Immunisation and childhood vaccination

Immunisation is the only effective preventive measure against acquiring measles.

The live attenuated measles vaccine induces an immune response that is similar to naturally acquired immunity and can be boosted by challenge from wild or vaccine virus.

Measles vaccine is at least 95% effective and seroconversion rates are close 100%. Primary vaccine failure of the first dose at 12 months of age or older occurs in up to 5% of people, but 95% of first dose failures will seroconvert from a second dose.

Maternal antibodies are the most common cause of primary vaccine failure. The age of first immunisation with measles vaccine must balance the chance of seroconversion with the risk of infection. This is why, in countries with endemic measles, the first dose of measles containing vaccine (MCV) is given as early as nine months, often complemented by another dose during the second year of life. 

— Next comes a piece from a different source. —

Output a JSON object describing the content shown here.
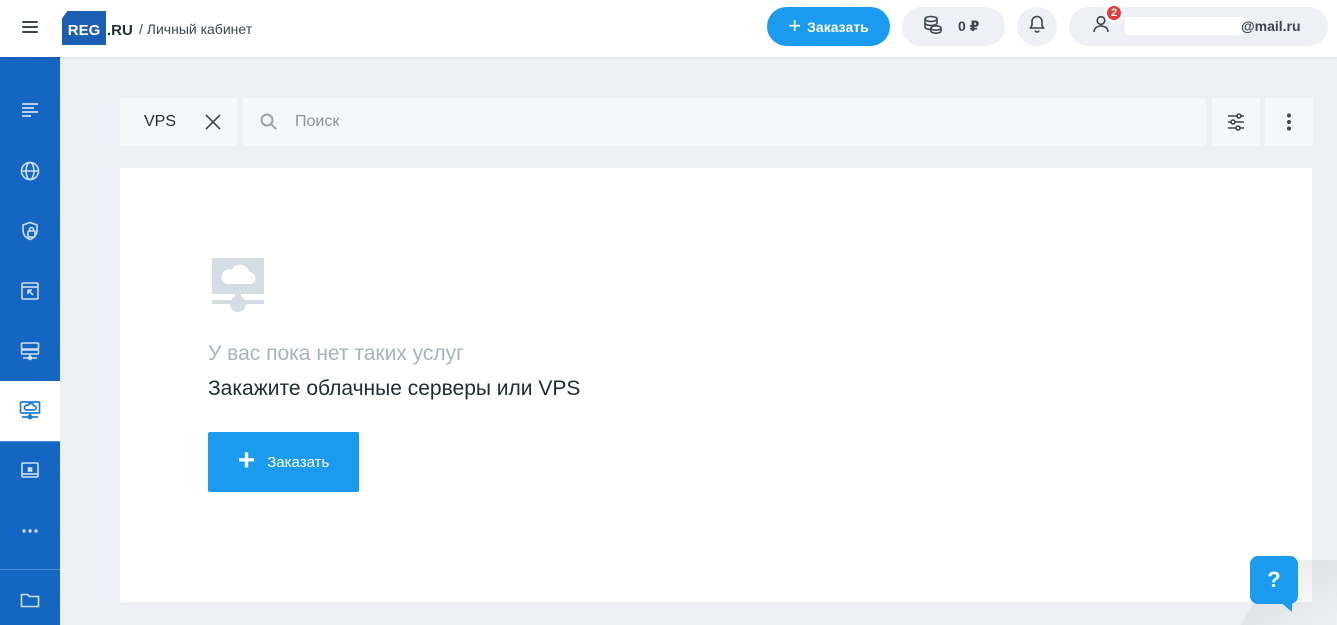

Experience and modelling shows that two doses of measles vaccine is required to interrupt indigenous transmission and achieve herd immunity. A single dose in the second year of life will induce immunity in about 95% of immunised people. This means that 100% uptake would be required in order to achieve the desired 95% immunity level. However, about 95% of those who fail to respond to a first dose develop immunity from a second dose and hence the benefit of a second dose.

All European immunisation programmes today promote a two-dose measles immunisation schedule with the first dose given during the second year of life and the second dose at an older age that differs between countries.

Measles vaccine is most commonly administered as part of a combination of live attenuated vaccines that includes measles, mumps, rubella or measles, mumps, rubella and varicella (MMR or MMRV). 

Combination vaccines have been shown to elicit the same immune response as individual vaccines. Vaccinating individuals who are already immune to one or more of the antigens in the combination vaccine, either from previous immunisation or natural infection, are not associated with any increased risk of adverse events.

Regarding post-exposure prophylaxis, administration of an MCV is the intervention of choice within 72 hours of exposure as the incubation period for vaccine virus is shorter than that for wild virus. 

The immunisation schedule for measles containing vaccines (MMR or MMRV) in the European countries can be found on the website of the European Community Network for Vaccine Preventable Infectious Diseases (EUVAC).